== Given records ==
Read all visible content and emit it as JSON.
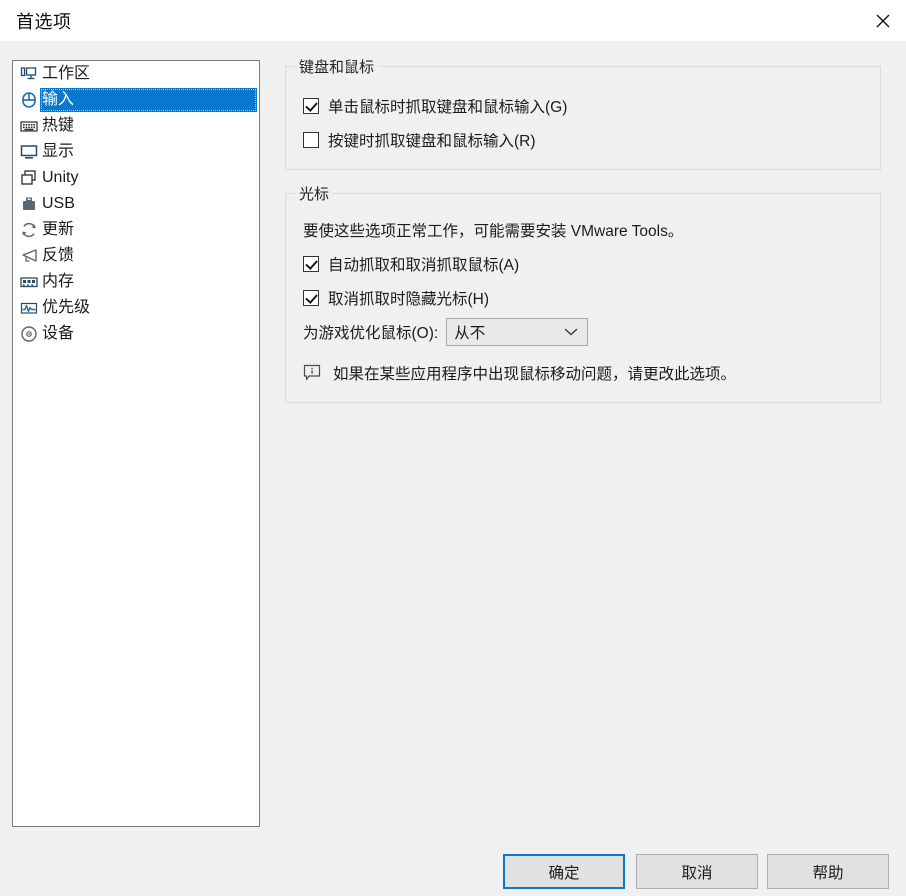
{
  "window": {
    "title": "首选项",
    "close_icon": "close-icon",
    "accent_color": "#0b78d0",
    "background_color": "#f0f0f0",
    "titlebar_color": "#ffffff"
  },
  "sidebar": {
    "items": [
      {
        "label": "工作区",
        "icon": "workspace-icon",
        "selected": false
      },
      {
        "label": "输入",
        "icon": "mouse-icon",
        "selected": true
      },
      {
        "label": "热键",
        "icon": "keyboard-icon",
        "selected": false
      },
      {
        "label": "显示",
        "icon": "display-icon",
        "selected": false
      },
      {
        "label": "Unity",
        "icon": "unity-icon",
        "selected": false
      },
      {
        "label": "USB",
        "icon": "usb-icon",
        "selected": false
      },
      {
        "label": "更新",
        "icon": "update-icon",
        "selected": false
      },
      {
        "label": "反馈",
        "icon": "feedback-icon",
        "selected": false
      },
      {
        "label": "内存",
        "icon": "memory-icon",
        "selected": false
      },
      {
        "label": "优先级",
        "icon": "priority-icon",
        "selected": false
      },
      {
        "label": "设备",
        "icon": "device-icon",
        "selected": false
      }
    ]
  },
  "groups": {
    "keyboard_mouse": {
      "title": "键盘和鼠标",
      "checkboxes": [
        {
          "label": "单击鼠标时抓取键盘和鼠标输入(G)",
          "checked": true
        },
        {
          "label": "按键时抓取键盘和鼠标输入(R)",
          "checked": false
        }
      ]
    },
    "cursor": {
      "title": "光标",
      "note": "要使这些选项正常工作，可能需要安装 VMware Tools。",
      "checkboxes": [
        {
          "label": "自动抓取和取消抓取鼠标(A)",
          "checked": true
        },
        {
          "label": "取消抓取时隐藏光标(H)",
          "checked": true
        }
      ],
      "combo": {
        "label": "为游戏优化鼠标(O):",
        "value": "从不",
        "arrow_icon": "chevron-down-icon"
      },
      "info": {
        "icon": "info-bubble-icon",
        "text": "如果在某些应用程序中出现鼠标移动问题，请更改此选项。"
      }
    }
  },
  "footer": {
    "ok_label": "确定",
    "cancel_label": "取消",
    "help_label": "帮助"
  }
}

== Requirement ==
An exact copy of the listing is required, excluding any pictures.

== Written answer ==
Read all visible content and emit it as JSON.
{
  "window": {
    "title": "首选项",
    "close_icon": "close-icon",
    "accent_color": "#0b78d0",
    "background_color": "#f0f0f0",
    "titlebar_color": "#ffffff"
  },
  "sidebar": {
    "items": [
      {
        "label": "工作区",
        "icon": "workspace-icon",
        "selected": false
      },
      {
        "label": "输入",
        "icon": "mouse-icon",
        "selected": true
      },
      {
        "label": "热键",
        "icon": "keyboard-icon",
        "selected": false
      },
      {
        "label": "显示",
        "icon": "display-icon",
        "selected": false
      },
      {
        "label": "Unity",
        "icon": "unity-icon",
        "selected": false
      },
      {
        "label": "USB",
        "icon": "usb-icon",
        "selected": false
      },
      {
        "label": "更新",
        "icon": "update-icon",
        "selected": false
      },
      {
        "label": "反馈",
        "icon": "feedback-icon",
        "selected": false
      },
      {
        "label": "内存",
        "icon": "memory-icon",
        "selected": false
      },
      {
        "label": "优先级",
        "icon": "priority-icon",
        "selected": false
      },
      {
        "label": "设备",
        "icon": "device-icon",
        "selected": false
      }
    ]
  },
  "groups": {
    "keyboard_mouse": {
      "title": "键盘和鼠标",
      "checkboxes": [
        {
          "label": "单击鼠标时抓取键盘和鼠标输入(G)",
          "checked": true
        },
        {
          "label": "按键时抓取键盘和鼠标输入(R)",
          "checked": false
        }
      ]
    },
    "cursor": {
      "title": "光标",
      "note": "要使这些选项正常工作，可能需要安装 VMware Tools。",
      "checkboxes": [
        {
          "label": "自动抓取和取消抓取鼠标(A)",
          "checked": true
        },
        {
          "label": "取消抓取时隐藏光标(H)",
          "checked": true
        }
      ],
      "combo": {
        "label": "为游戏优化鼠标(O):",
        "value": "从不",
        "arrow_icon": "chevron-down-icon"
      },
      "info": {
        "icon": "info-bubble-icon",
        "text": "如果在某些应用程序中出现鼠标移动问题，请更改此选项。"
      }
    }
  },
  "footer": {
    "ok_label": "确定",
    "cancel_label": "取消",
    "help_label": "帮助"
  }
}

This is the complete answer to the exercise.